Task prompt: Report how many lines below contain the word "folder", giving the number and no other words.

Records shown:

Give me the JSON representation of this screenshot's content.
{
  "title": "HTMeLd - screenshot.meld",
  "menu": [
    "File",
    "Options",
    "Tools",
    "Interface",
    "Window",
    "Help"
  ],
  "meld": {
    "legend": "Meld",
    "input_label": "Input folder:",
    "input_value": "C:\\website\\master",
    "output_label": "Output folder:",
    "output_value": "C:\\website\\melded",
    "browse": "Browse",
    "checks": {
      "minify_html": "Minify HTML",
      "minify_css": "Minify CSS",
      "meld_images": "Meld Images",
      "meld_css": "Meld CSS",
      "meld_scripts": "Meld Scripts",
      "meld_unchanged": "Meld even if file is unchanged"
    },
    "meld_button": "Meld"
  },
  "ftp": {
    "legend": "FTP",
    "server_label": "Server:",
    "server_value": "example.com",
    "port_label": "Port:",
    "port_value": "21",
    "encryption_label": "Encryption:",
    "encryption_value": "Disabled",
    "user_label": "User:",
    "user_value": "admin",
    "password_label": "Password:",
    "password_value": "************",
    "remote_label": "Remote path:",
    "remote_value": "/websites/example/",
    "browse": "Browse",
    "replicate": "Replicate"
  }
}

Solution below: 2